Element data from apps and pages:
━━━

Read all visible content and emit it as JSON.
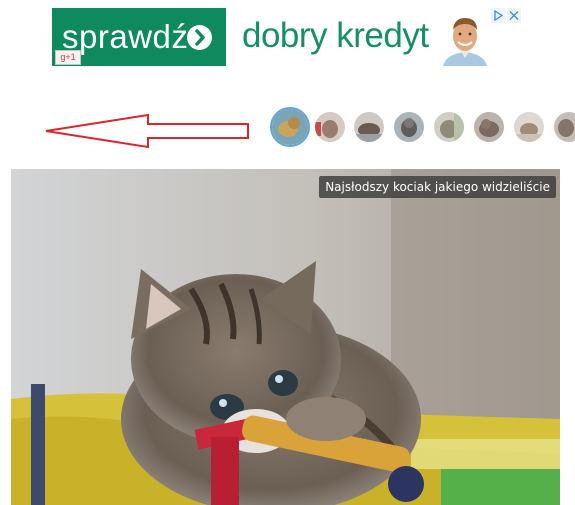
{
  "ad": {
    "left_text": "sprawdź",
    "right_text": "dobry kredyt",
    "gplus_label": "g+1",
    "colors": {
      "green": "#0f8a5f",
      "text_green": "#149164"
    }
  },
  "arrow": {
    "color": "#d9262c",
    "icon": "left-arrow-outline"
  },
  "thumbnails": [
    {
      "name": "thumb-1",
      "active": true
    },
    {
      "name": "thumb-2",
      "active": false
    },
    {
      "name": "thumb-3",
      "active": false
    },
    {
      "name": "thumb-4",
      "active": false
    },
    {
      "name": "thumb-5",
      "active": false
    },
    {
      "name": "thumb-6",
      "active": false
    },
    {
      "name": "thumb-7",
      "active": false
    },
    {
      "name": "thumb-8",
      "active": false
    }
  ],
  "main_image": {
    "caption": "Najsłodszy kociak jakiego widzieliście",
    "subject": "kitten"
  }
}
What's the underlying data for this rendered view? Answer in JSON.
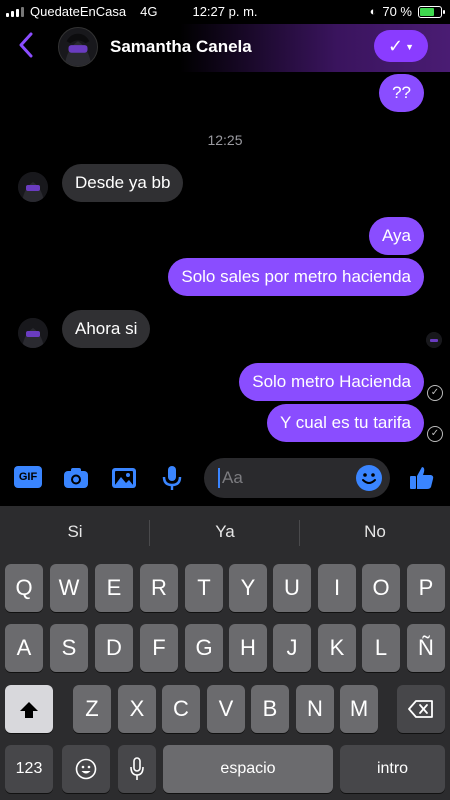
{
  "status_bar": {
    "carrier": "QuedateEnCasa",
    "network": "4G",
    "time": "12:27 p. m.",
    "battery": "70 %"
  },
  "header": {
    "contact_name": "Samantha Canela",
    "back_icon": "chevron-left-icon",
    "action_icon": "checkmark-dropdown-icon"
  },
  "conversation": {
    "timestamp": "12:25",
    "messages": [
      {
        "from": "me",
        "text": "??"
      },
      {
        "from": "contact",
        "text": "Desde ya bb"
      },
      {
        "from": "me",
        "text": "Aya"
      },
      {
        "from": "me",
        "text": "Solo sales por metro hacienda"
      },
      {
        "from": "contact",
        "text": "Ahora si"
      },
      {
        "from": "me",
        "text": "Solo metro Hacienda"
      },
      {
        "from": "me",
        "text": "Y cual es tu tarifa"
      }
    ]
  },
  "composer": {
    "gif_label": "GIF",
    "placeholder": "Aa",
    "accent": "#3a85ff"
  },
  "keyboard": {
    "suggestions": [
      "Si",
      "Ya",
      "No"
    ],
    "row1": [
      "Q",
      "W",
      "E",
      "R",
      "T",
      "Y",
      "U",
      "I",
      "O",
      "P"
    ],
    "row2": [
      "A",
      "S",
      "D",
      "F",
      "G",
      "H",
      "J",
      "K",
      "L",
      "Ñ"
    ],
    "row3": [
      "Z",
      "X",
      "C",
      "V",
      "B",
      "N",
      "M"
    ],
    "numbers_key": "123",
    "space_key": "espacio",
    "return_key": "intro"
  },
  "colors": {
    "outgoing_bubble": "#8a4dff",
    "incoming_bubble": "#303033",
    "header_button": "#8a3cff"
  }
}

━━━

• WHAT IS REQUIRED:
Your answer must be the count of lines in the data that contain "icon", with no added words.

• ANSWER FOR THIS EXERCISE:
3